_ABOUT THIS EXERCISE_. Going through the listing below, work out how many lines include "challenges" and give that number by itself.
(ENTRIES SUPPLIED Opens)
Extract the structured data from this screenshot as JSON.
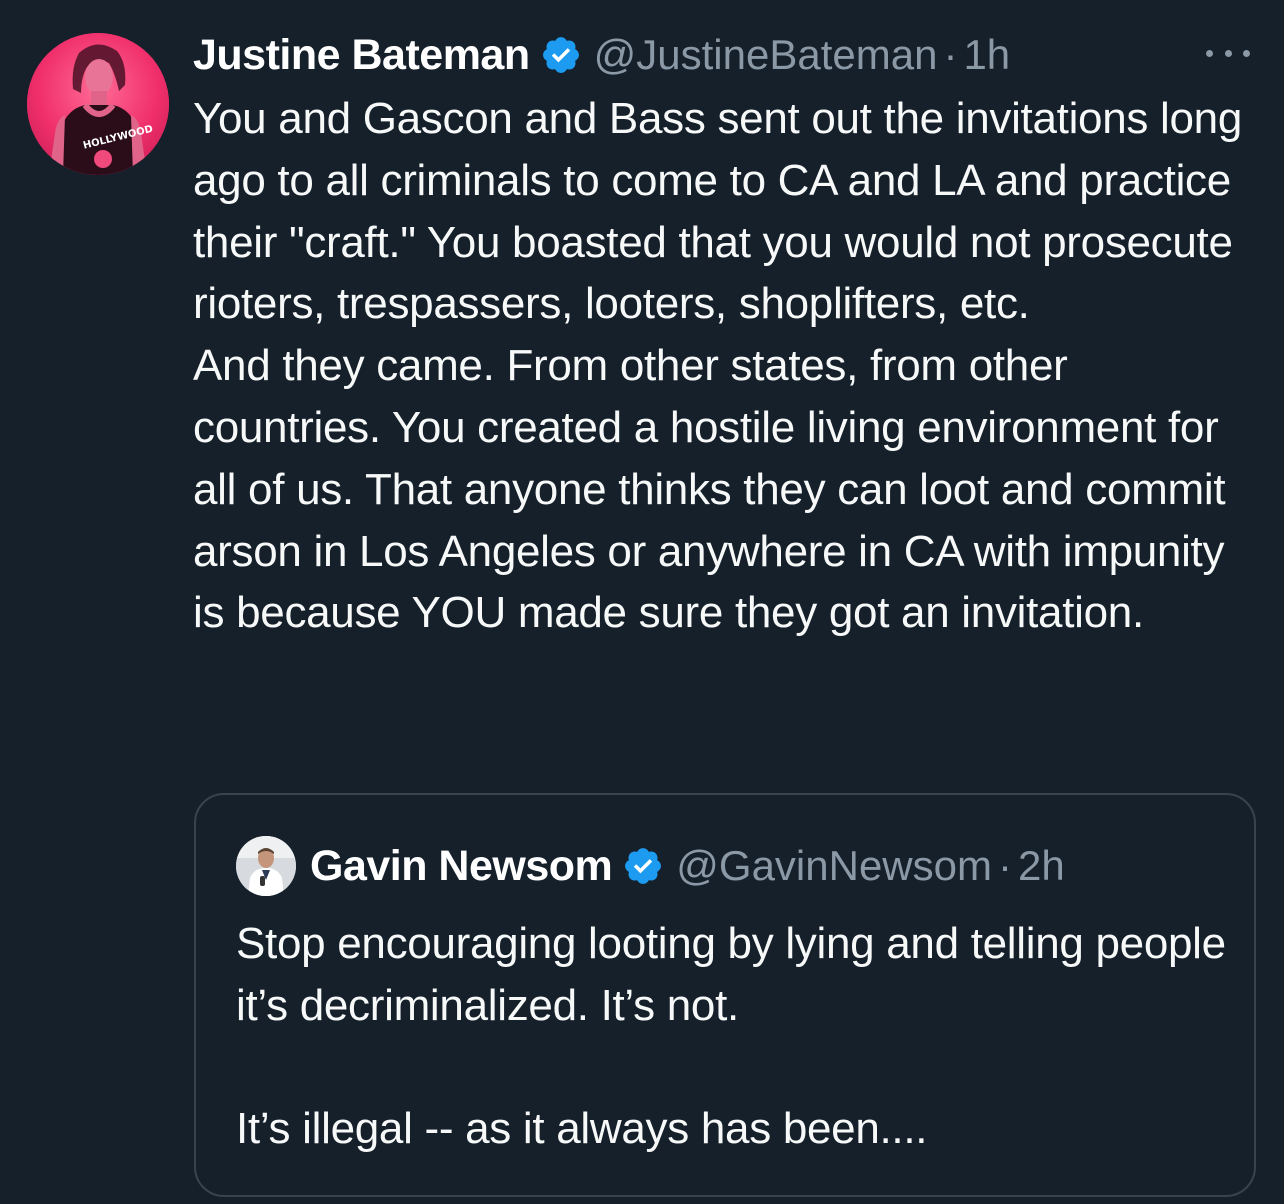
{
  "tweet": {
    "author_name": "Justine Bateman",
    "handle": "@JustineBateman",
    "separator": "·",
    "time": "1h",
    "avatar_text": "HOLLYWOOD",
    "paragraphs": [
      "You and Gascon and Bass sent out the invitations long ago to all criminals to come to CA and LA and practice their \"craft.\"  You boasted that you would not prosecute rioters, trespassers, looters, shoplifters, etc.",
      "And they came. From other states, from other countries. You created a hostile living environment for all of us. That anyone thinks they can loot and commit arson in Los Angeles or anywhere in CA with impunity is because YOU made sure they got an invitation."
    ]
  },
  "quoted": {
    "author_name": "Gavin Newsom",
    "handle": "@GavinNewsom",
    "separator": "·",
    "time": "2h",
    "paragraphs": [
      "Stop encouraging looting by lying and telling people it’s decriminalized. It’s not.",
      "It’s illegal -- as it always has been...."
    ]
  },
  "icons": {
    "verified": "verified-badge-icon",
    "more": "more-options-icon"
  },
  "colors": {
    "background": "#15202b",
    "verified_blue": "#1d9bf0",
    "secondary_text": "#8b98a5",
    "border": "#38444d"
  }
}
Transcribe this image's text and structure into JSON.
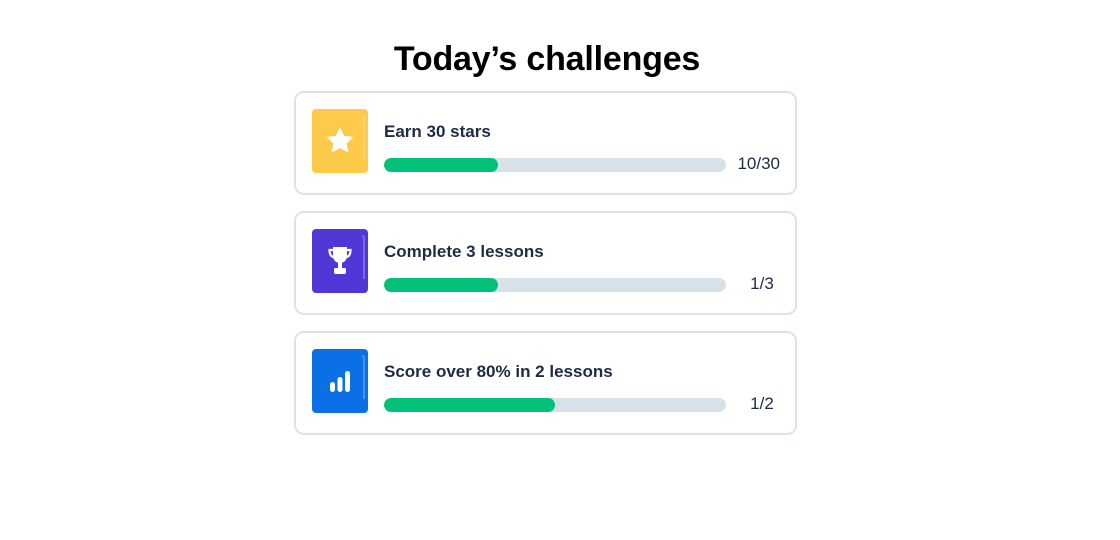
{
  "page": {
    "title": "Today’s challenges"
  },
  "challenges": [
    {
      "title": "Earn 30 stars",
      "progress_text": "10/30",
      "progress": 0.333,
      "icon": "star-icon",
      "color": "#ffc94a"
    },
    {
      "title": "Complete 3 lessons",
      "progress_text": "1/3",
      "progress": 0.333,
      "icon": "trophy-icon",
      "color": "#5137d8"
    },
    {
      "title": "Score over 80% in 2 lessons",
      "progress_text": "1/2",
      "progress": 0.5,
      "icon": "bar-chart-icon",
      "color": "#0b6fe6"
    }
  ],
  "colors": {
    "progress_fill": "#00c07a",
    "progress_track": "#d9e1e8",
    "card_border": "#dbe2ea"
  }
}
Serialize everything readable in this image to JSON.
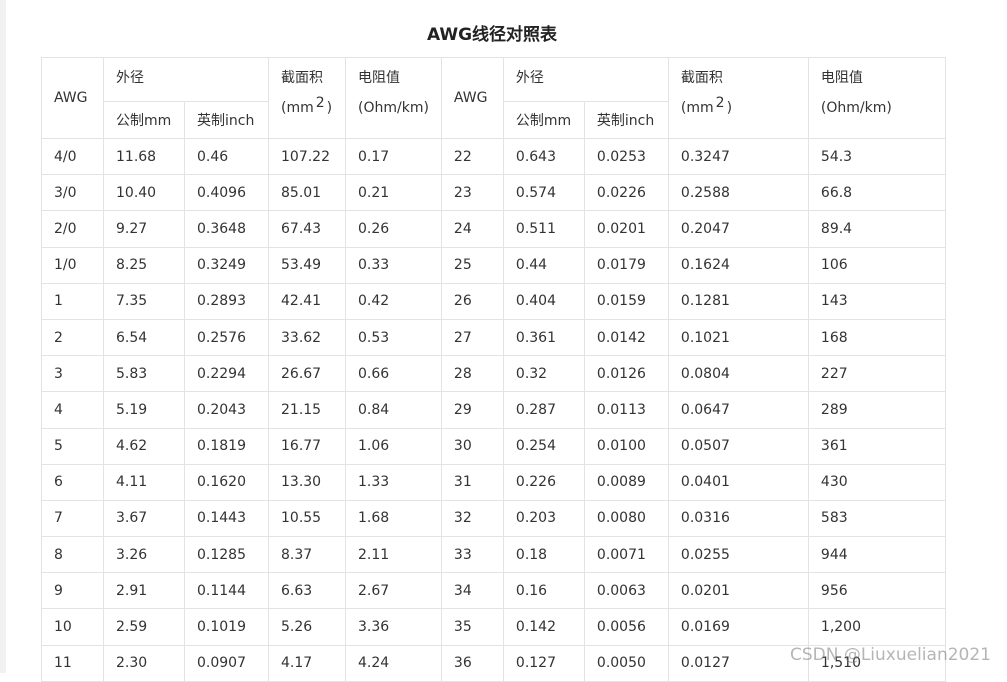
{
  "title": "AWG线径对照表",
  "header": {
    "awg": "AWG",
    "outer_diameter": "外径",
    "metric_mm": "公制mm",
    "imperial_inch": "英制inch",
    "area_line1": "截面积",
    "area_unit_pre": "(mm",
    "area_unit_sup": "2",
    "area_unit_post": ")",
    "resistance_line1": "电阻值",
    "resistance_line2": "(Ohm/km)"
  },
  "rows": [
    {
      "left": [
        "4/0",
        "11.68",
        "0.46",
        "107.22",
        "0.17"
      ],
      "right": [
        "22",
        "0.643",
        "0.0253",
        "0.3247",
        "54.3"
      ]
    },
    {
      "left": [
        "3/0",
        "10.40",
        "0.4096",
        "85.01",
        "0.21"
      ],
      "right": [
        "23",
        "0.574",
        "0.0226",
        "0.2588",
        "66.8"
      ]
    },
    {
      "left": [
        "2/0",
        "9.27",
        "0.3648",
        "67.43",
        "0.26"
      ],
      "right": [
        "24",
        "0.511",
        "0.0201",
        "0.2047",
        "89.4"
      ]
    },
    {
      "left": [
        "1/0",
        "8.25",
        "0.3249",
        "53.49",
        "0.33"
      ],
      "right": [
        "25",
        "0.44",
        "0.0179",
        "0.1624",
        "106"
      ]
    },
    {
      "left": [
        "1",
        "7.35",
        "0.2893",
        "42.41",
        "0.42"
      ],
      "right": [
        "26",
        "0.404",
        "0.0159",
        "0.1281",
        "143"
      ]
    },
    {
      "left": [
        "2",
        "6.54",
        "0.2576",
        "33.62",
        "0.53"
      ],
      "right": [
        "27",
        "0.361",
        "0.0142",
        "0.1021",
        "168"
      ]
    },
    {
      "left": [
        "3",
        "5.83",
        "0.2294",
        "26.67",
        "0.66"
      ],
      "right": [
        "28",
        "0.32",
        "0.0126",
        "0.0804",
        "227"
      ]
    },
    {
      "left": [
        "4",
        "5.19",
        "0.2043",
        "21.15",
        "0.84"
      ],
      "right": [
        "29",
        "0.287",
        "0.0113",
        "0.0647",
        "289"
      ]
    },
    {
      "left": [
        "5",
        "4.62",
        "0.1819",
        "16.77",
        "1.06"
      ],
      "right": [
        "30",
        "0.254",
        "0.0100",
        "0.0507",
        "361"
      ]
    },
    {
      "left": [
        "6",
        "4.11",
        "0.1620",
        "13.30",
        "1.33"
      ],
      "right": [
        "31",
        "0.226",
        "0.0089",
        "0.0401",
        "430"
      ]
    },
    {
      "left": [
        "7",
        "3.67",
        "0.1443",
        "10.55",
        "1.68"
      ],
      "right": [
        "32",
        "0.203",
        "0.0080",
        "0.0316",
        "583"
      ]
    },
    {
      "left": [
        "8",
        "3.26",
        "0.1285",
        "8.37",
        "2.11"
      ],
      "right": [
        "33",
        "0.18",
        "0.0071",
        "0.0255",
        "944"
      ]
    },
    {
      "left": [
        "9",
        "2.91",
        "0.1144",
        "6.63",
        "2.67"
      ],
      "right": [
        "34",
        "0.16",
        "0.0063",
        "0.0201",
        "956"
      ]
    },
    {
      "left": [
        "10",
        "2.59",
        "0.1019",
        "5.26",
        "3.36"
      ],
      "right": [
        "35",
        "0.142",
        "0.0056",
        "0.0169",
        "1,200"
      ]
    },
    {
      "left": [
        "11",
        "2.30",
        "0.0907",
        "4.17",
        "4.24"
      ],
      "right": [
        "36",
        "0.127",
        "0.0050",
        "0.0127",
        "1,510"
      ]
    }
  ],
  "watermark": "CSDN @Liuxuelian2021"
}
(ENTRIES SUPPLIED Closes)
_SOLUTION BELOW_. 2